First, you haven't indicated that you've considered the actual time value of money, which is a critical component of NPV analysis. Actually, it seems that you have only considered a 'cash payback model', because you're saing that earning 120k off 100k of inventory will pay for itself in 5 years [20k cash returned per year, above the initial inventory costs]. Once you factor in the fact that your initial purchase of inventory happens today, and your sales revenue is received in the future, you will better understand how to consider that inventory cost.
Assume your product turnover is 1 year, you have 100k of input costs, zero fixed costs, and 120k of revenue, which you will get in 12 months. Your cash profit will be 20k in year 1. BUT - what is the 'discount rate' that you should use to reduce the value of dollars received in 12 months vs dollars spent today? One method is to use the rate you would get on other investments / the rate you would need to pay in interest costs to borrow funds. ie: if you have the ability to earn 4% in interest, you could call your discount rate 4%.
Plug those numbers into a financial calculator, and earning 120k in 12 months after putting in 100k total costs today, would be worth 115,384. You can test the math quickly by saying: 115,384 * 1.04 = 120k, meaning 115k in a bank account earning 4% interest would be worth 120k in a year. Your NPV of this is therefore 115,384 - 100k initial investment = 15k net value.
Now, consider that 4% is not a sufficient rate to compensate you for the risk you are taking. 100k in a government-insured bank account has no risk [government collapse aside], so to engage in a risky venture, you should expect to earn more. Maybe 10% would be appropriate, maybe 20% would be appropriate.
If you assume 20% return would be worth it to compensate you for the risk you are taking, then 100k today would earn you 20k in interest over 12 months, and therefore your NPV in such a scenario would be $0. Counterintuitively, this doesn't mean "not worth it", it means "exactly worth it for the amount of risk I am taking".
Now if you expect to turnover, say, once a quarter, then your 'cash profits' would be 20k x 4, and we can simplistically assume you are able to use the profits from each turnover to pay for the next round of inventory. So, your cashflow pattern would be:
Today: - 100k
3 months from now: +20k
6 months from now: +20k
9 months from now: +20k
12 months from now: +20k
The simplest way to consider the ongoing in/out of the money would be to just take 1 year as a natural starting point.

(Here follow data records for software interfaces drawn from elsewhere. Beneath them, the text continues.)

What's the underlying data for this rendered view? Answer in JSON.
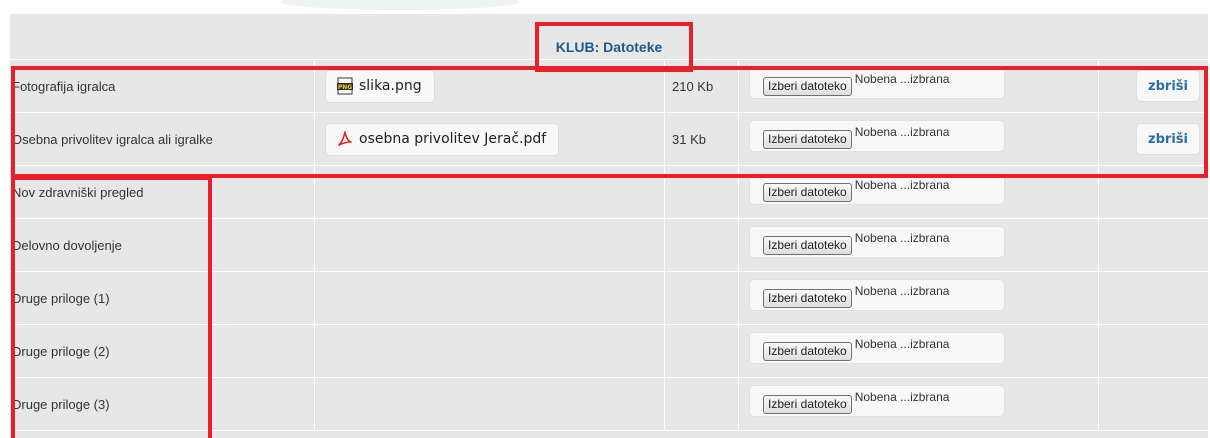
{
  "section": {
    "title": "KLUB: Datoteke"
  },
  "rows": [
    {
      "label": "Fotografija igralca",
      "file": {
        "name": "slika.png",
        "icon": "png-file-icon"
      },
      "size": "210 Kb",
      "upload": {
        "button": "Izberi datoteko",
        "status": "Nobena ...izbrana"
      },
      "delete": "zbriši"
    },
    {
      "label": "Osebna privolitev igralca ali igralke",
      "file": {
        "name": "osebna privolitev Jerač.pdf",
        "icon": "pdf-file-icon"
      },
      "size": "31 Kb",
      "upload": {
        "button": "Izberi datoteko",
        "status": "Nobena ...izbrana"
      },
      "delete": "zbriši"
    },
    {
      "label": "Nov zdravniški pregled",
      "upload": {
        "button": "Izberi datoteko",
        "status": "Nobena ...izbrana"
      }
    },
    {
      "label": "Delovno dovoljenje",
      "upload": {
        "button": "Izberi datoteko",
        "status": "Nobena ...izbrana"
      }
    },
    {
      "label": "Druge priloge (1)",
      "upload": {
        "button": "Izberi datoteko",
        "status": "Nobena ...izbrana"
      }
    },
    {
      "label": "Druge priloge (2)",
      "upload": {
        "button": "Izberi datoteko",
        "status": "Nobena ...izbrana"
      }
    },
    {
      "label": "Druge priloge (3)",
      "upload": {
        "button": "Izberi datoteko",
        "status": "Nobena ...izbrana"
      }
    }
  ],
  "colors": {
    "table_bg": "#e7e7e7",
    "title": "#1f5a8a",
    "delete_link": "#2a6ea8",
    "highlight": "#e8202a"
  }
}
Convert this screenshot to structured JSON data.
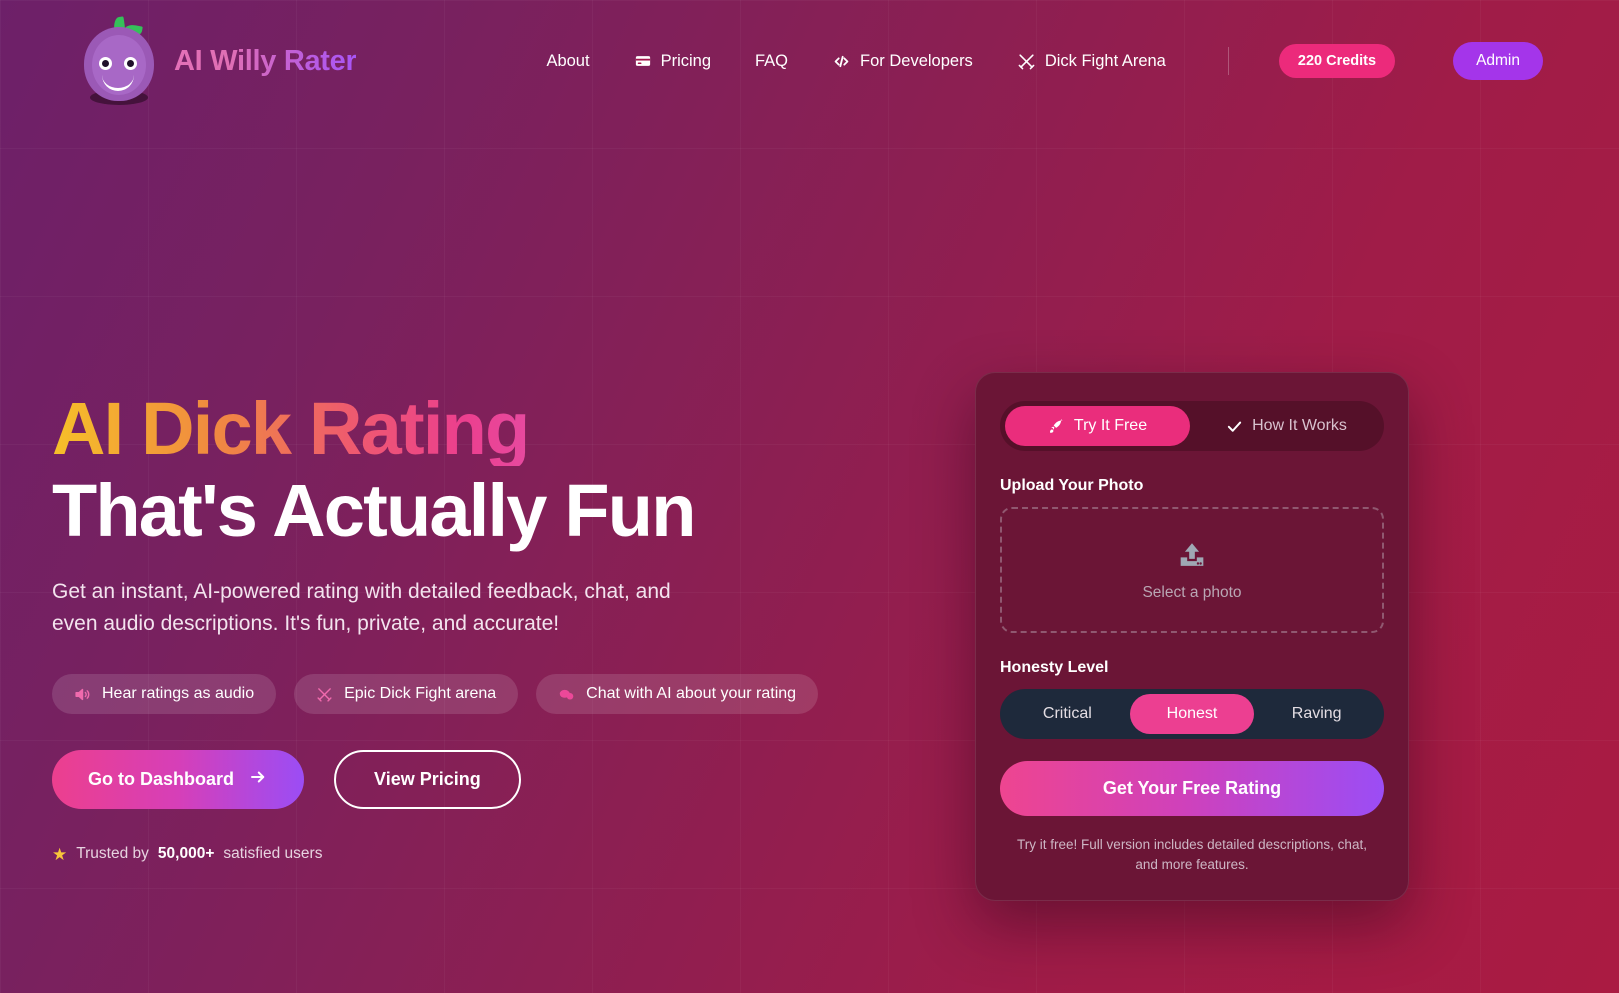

So, your final cashflow in 12 months would be +120k, representing that you will not be rebuying your inventory to sell again.
If you plug those dates into a financial calculator with a required return of 4%, you get a PV of all inflows of 174k [ie: not worth the full 180k in cash, because the money is received over time instead], which is 74k higher than your initial inventory cost, so an NPV of 100k. Using a rate of 20%, you get PV of 153k, which would be NPV of 53k.
An even more simplistic approach you could use to wrap your head around this, would be just to include a line item in your cash flow analysis called 'interest payment', like "100k * 4% interest = 4k in lost value". Remember that 4% would not be compensating you for the risk of the business, just the barest minimum form of lost opportunity cost.
In short, one way or another, you need to consider the opportunity cost of not having your cash tied up in this investment, as well as the risk factor of running a business.